Friday, February 3, 2012

9 Tips to Communicating the Climate Challenge

When nearly half of all Americans do not believe in climate change, communicators like me have dropped the ball.  There is work to be done. 

Here are nine tips to communicating climate science to anyone anywhere;  the "fight" knows no boundaries.  Hopefully, this will help us on the road to a clean energy economy, and to healthier people enjoying healthier oceans.

1. Share the Love.

People respond positively to a true story of why you love the oceans or the mountains or humming birds.  When the death and destruction end of the world talk so prevalent in the climate change dialogue comes, people shut down.  But people tune into a personal passion.  The nice thing is there is no right or wrong with this;  it's yours.  What you say will sink in, and likely sink deep.

2. Give Hope. Talk Benefits.

Talk about what can be done, more than describing the doom and gloom. From Skeptical Scientist:

"People are less likely to accept scientific evidence if it's presented in a pessimistic (i.e. we're headed towards catastrophic climate change) as opposed to an optimistic (i.e. we can achieve the necessary emissions cuts, and we've already taken some steps in the right direction) fashion...people are more likely to accept that evidence and threat if they know there's something they can do about it.

"Climate change...poses an opportunity with major potential benefits (i.e. cleaner air, domestic security, energy independence, job creation, etc.).  If we present the issue as a challenge we need to rise to as opposed to a catastrophic path we're on, people are more likely to accept the scientific evidence." 

3. Listen.

No one really likes to be preached at or lectured at.  If you spend more time listening that will be greatly appreciated.  And it helps you figure out what's really driving this or that person's view.

4. Tell Good Stories.

The narrative wins the day.  If you can tell a story to illustrate a point, it will have much more staying power than dry descriptions and stats.  That's not always easy but worth a try.

5. Choose your Words.

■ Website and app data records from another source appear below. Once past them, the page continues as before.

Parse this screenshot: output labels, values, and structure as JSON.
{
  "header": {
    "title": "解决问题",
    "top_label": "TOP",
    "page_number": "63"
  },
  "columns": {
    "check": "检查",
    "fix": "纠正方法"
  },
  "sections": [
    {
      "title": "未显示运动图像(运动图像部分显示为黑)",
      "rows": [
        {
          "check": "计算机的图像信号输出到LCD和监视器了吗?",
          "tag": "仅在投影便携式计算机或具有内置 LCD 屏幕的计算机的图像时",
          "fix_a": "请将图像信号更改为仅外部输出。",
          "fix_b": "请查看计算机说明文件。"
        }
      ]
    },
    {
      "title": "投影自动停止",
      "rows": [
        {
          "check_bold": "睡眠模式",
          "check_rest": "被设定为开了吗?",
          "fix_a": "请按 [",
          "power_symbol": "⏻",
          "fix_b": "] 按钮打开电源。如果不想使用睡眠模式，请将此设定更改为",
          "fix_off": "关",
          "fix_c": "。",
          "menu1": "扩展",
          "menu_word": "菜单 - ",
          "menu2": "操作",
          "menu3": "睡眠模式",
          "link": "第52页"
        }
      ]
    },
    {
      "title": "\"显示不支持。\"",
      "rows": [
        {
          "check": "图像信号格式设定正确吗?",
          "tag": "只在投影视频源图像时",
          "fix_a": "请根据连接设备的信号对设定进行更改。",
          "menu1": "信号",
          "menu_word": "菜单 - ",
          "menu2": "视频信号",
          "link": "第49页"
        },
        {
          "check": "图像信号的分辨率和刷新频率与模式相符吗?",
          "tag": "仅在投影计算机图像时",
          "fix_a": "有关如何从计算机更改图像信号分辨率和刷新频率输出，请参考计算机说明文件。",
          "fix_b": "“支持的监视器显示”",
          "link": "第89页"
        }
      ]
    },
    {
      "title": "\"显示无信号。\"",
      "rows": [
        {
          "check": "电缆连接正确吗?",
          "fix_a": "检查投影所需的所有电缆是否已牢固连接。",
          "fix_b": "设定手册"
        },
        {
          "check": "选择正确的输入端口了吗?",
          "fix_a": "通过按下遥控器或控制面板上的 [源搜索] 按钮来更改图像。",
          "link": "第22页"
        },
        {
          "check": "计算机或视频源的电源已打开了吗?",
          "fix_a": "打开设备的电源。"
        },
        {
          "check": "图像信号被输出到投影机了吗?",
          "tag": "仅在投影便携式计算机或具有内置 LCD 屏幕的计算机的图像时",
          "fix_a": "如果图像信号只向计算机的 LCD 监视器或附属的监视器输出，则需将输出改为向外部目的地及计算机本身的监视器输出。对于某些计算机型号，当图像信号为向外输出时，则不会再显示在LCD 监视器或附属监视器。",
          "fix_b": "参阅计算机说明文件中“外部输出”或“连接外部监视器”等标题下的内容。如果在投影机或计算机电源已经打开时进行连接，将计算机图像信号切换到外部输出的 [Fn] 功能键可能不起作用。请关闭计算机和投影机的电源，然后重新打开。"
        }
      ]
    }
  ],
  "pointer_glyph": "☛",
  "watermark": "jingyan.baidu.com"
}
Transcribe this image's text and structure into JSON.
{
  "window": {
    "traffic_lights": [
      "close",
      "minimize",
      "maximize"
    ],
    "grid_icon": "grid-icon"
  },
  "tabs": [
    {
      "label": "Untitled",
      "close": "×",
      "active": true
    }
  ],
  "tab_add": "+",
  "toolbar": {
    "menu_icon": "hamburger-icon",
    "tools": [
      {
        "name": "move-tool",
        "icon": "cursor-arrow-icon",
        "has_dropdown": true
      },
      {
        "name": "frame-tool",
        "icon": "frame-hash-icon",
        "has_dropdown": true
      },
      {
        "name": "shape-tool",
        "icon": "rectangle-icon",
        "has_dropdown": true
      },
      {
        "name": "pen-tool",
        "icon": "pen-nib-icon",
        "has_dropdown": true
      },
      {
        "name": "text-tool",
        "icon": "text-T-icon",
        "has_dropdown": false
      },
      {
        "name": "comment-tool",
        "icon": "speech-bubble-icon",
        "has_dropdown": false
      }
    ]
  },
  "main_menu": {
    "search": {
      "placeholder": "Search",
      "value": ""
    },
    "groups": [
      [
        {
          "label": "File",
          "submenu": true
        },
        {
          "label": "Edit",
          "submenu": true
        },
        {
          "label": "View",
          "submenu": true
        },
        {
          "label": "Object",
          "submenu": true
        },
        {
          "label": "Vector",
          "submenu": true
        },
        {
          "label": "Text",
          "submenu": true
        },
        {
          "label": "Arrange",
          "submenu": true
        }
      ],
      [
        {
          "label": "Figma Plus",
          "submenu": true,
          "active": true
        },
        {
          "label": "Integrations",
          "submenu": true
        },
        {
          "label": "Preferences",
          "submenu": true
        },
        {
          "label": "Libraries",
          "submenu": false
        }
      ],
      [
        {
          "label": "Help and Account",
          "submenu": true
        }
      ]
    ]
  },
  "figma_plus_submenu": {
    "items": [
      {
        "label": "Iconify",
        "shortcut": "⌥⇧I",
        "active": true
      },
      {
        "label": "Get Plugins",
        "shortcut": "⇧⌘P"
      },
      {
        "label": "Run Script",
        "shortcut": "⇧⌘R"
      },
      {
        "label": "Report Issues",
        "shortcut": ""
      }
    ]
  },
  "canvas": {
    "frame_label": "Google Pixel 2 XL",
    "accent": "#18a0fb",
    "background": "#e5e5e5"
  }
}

Personally, I think the opposition has successfully demonized or smudged the term "climate change" to a point where it actually hurts the conversation.  Plus, it may be too big; out of reach of most people's mindset.  I like the term "pollution" since everyone knows what that is, and I doubt anyone will say they prefer pollution.  If someone says they like pollution, walk away.

6. Lose the Attitude.

Whatever are you talking about?  You know, the tendency to think you're smarter than this person, that they're pawns in the corporate machine, that they're so stupid to fall for any of the opposition's slight of hand, that you're just better than them period because you're saving the world and they're not.

I know it's your issue, I know you are up to date on all of it, maybe you even have an advanced degree or two, but put all that away.  It is the the fastest way to lose your audience. 

7. Assess your Audience.

There is no one answer -- sometimes you have to see what works.  Ask questions (and not "What are you an idiot?").  It takes patience and persistence.  See My Face Off with a Climate Denier

8. Listen to Kenny. 

As Kenny Rogers said: "Know when to walk away, know when to run."  I've had many climate discussions with people, often on the street.  At the end of the day, some people are beyond reach for a variety of reasons, usually irrational and personal.  Next!

9. Make Your Key Points (also courtesy of Skeptical Science)

    * climate change is real
    * humans are causing it
    * there's a scientific consensus on these issues
    * the consequences will be harmful
    * we can limit the impacts

Good luck!  Stuffing the atmosphere with carbon pollution is a hugely important issue, perhaps the issue for everyone on the planet.  The more people that understand it, the more important and real change can be made.

1 comment:

JenKlopp said...

awesome approach that should be used in all kinds of human interactions. (See the political sphere)